Sarvodaya Day saw unusual activity at the Central Station with singing, dancing and spinning the charkha.
As usual the Central railway station was crackling with life and frenetic movement on Saturday last. But as the passengers and their kin entered the main hall they did a double take on seeing half a dozen school girls busy spinning the charkha! It was Sarvodaya Day and the Aseema Trust, Anusuya Foundation for Women and Children, Gandhi Mission, Chennai, together with the Southern Railway had come up with the idea of paying tribute to Gandhiji on his death anniversary.
The founder director of Aseema Trust, V.R. Devika, said the reason for choosing the Central station is that “it is only in the railway station that you can see people of all hues, all dispositions and all status”. The girls from Avvai Home were adept at spinning and when onlookers were invited to try their hand at the charkha, a few foreigners were eager to volunteer.
Try your hand
There was this woman from Bihar who was waiting for her train later in the evening, Bemikaladevi — she came and took to it like a duck to water. It almost seemed like she had missed working on the charkha, Devika remarked.
The day's programme was to urge men and women of India to unite for peace and justice based on Gandhian principles of truth and non-violence.

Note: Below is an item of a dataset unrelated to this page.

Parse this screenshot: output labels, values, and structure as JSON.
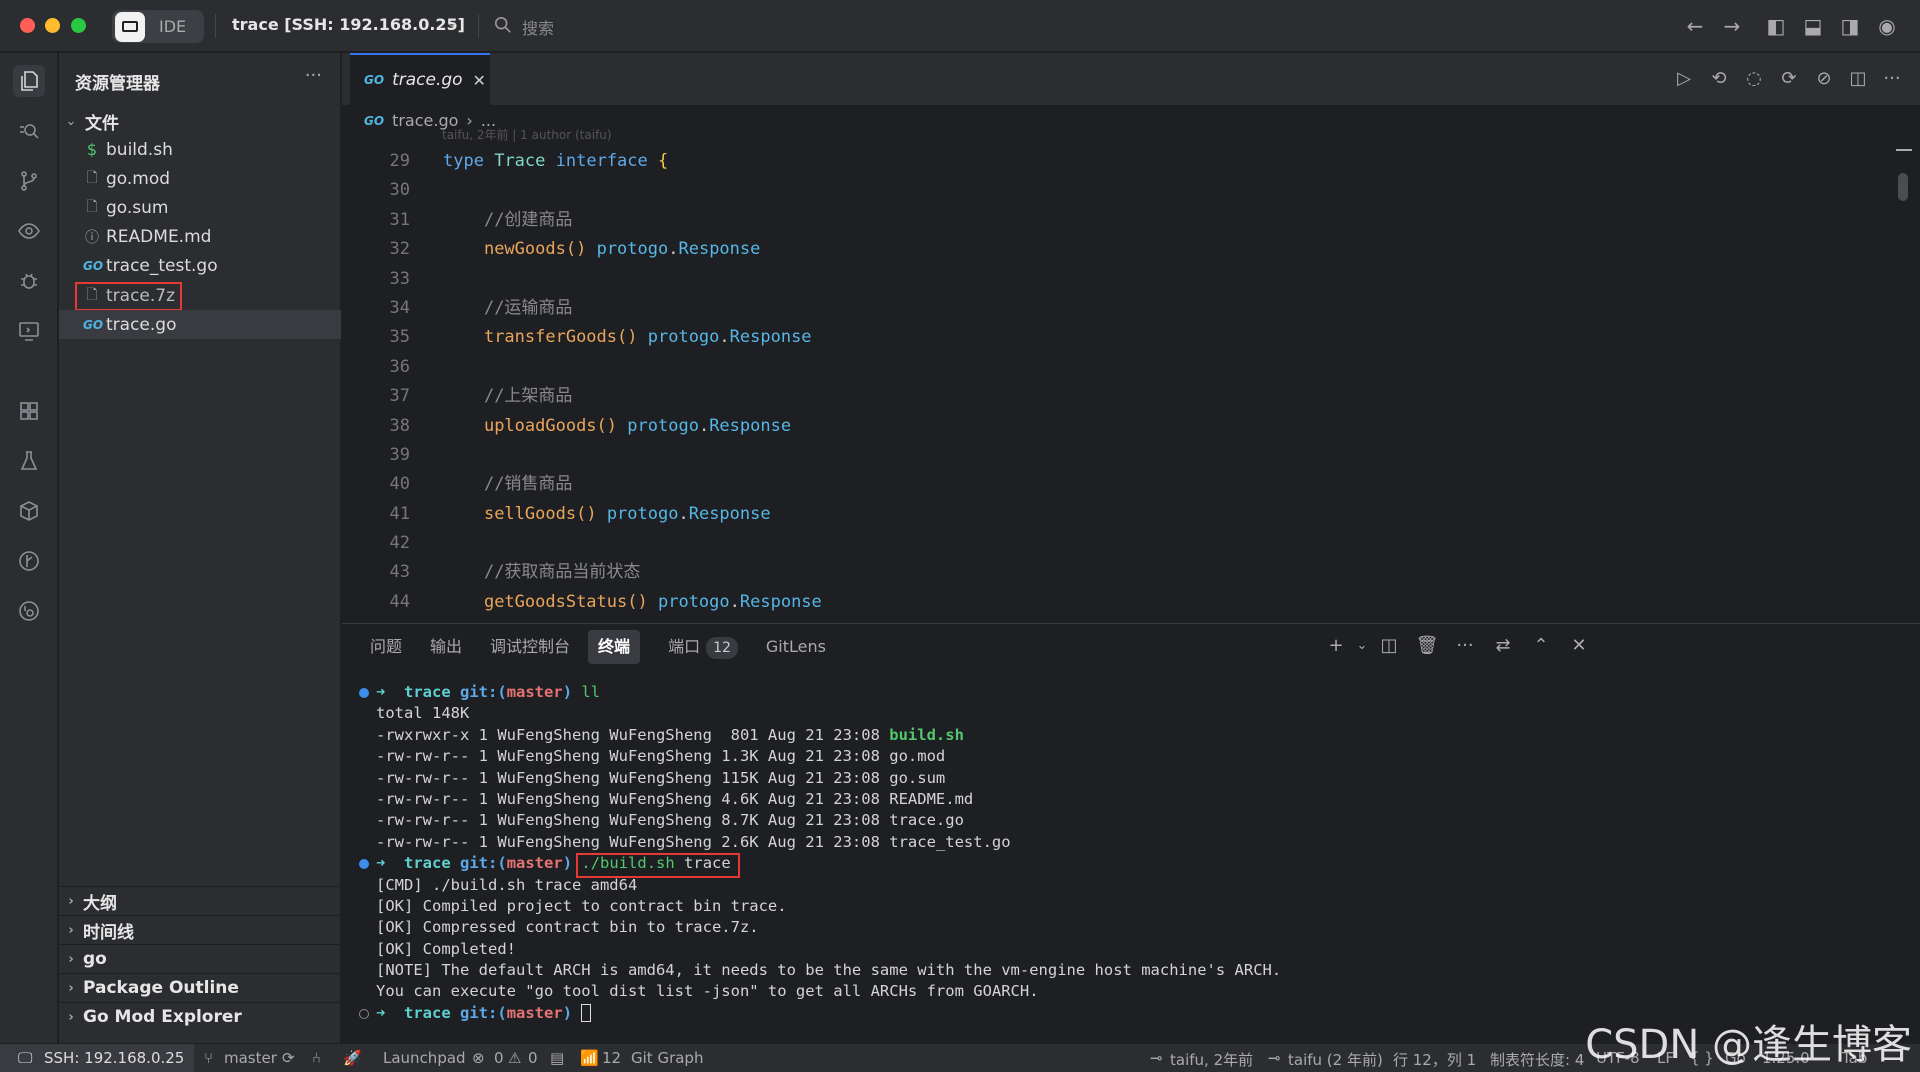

The date was chosen as it is on this day 62 years ago that the Father of the Nation fell a prey to an assassin's bullet.
Interestingly, it was Mahatma Gandhi who coined the word Sarvodaya as the title of his 1908 translation of Ruskin's tract, Unto This Last. Sarva means all, udaya means uplift. Thus the word signifies Progress for All.
Sowmya Madhanagopal and her students took the stage next and sang songs and bhajans dear to the heart of the Mahatma, beginning with Vaishnava Janato. A good many in the audience joined when the troupe came to “Shanti Nilava vendum”.
Then came the show stealers, the little dancers from schools in Anna Nagar. Trained by choreographer Premnath, the colourfully costumed kids danced to the song, Ahimsa devi (recorded by Bombay Jayashri) which described her 63 attributes. The Anusuya Foundation honoured all the artists and the programme came to a close with “Raghupathi Raghava”.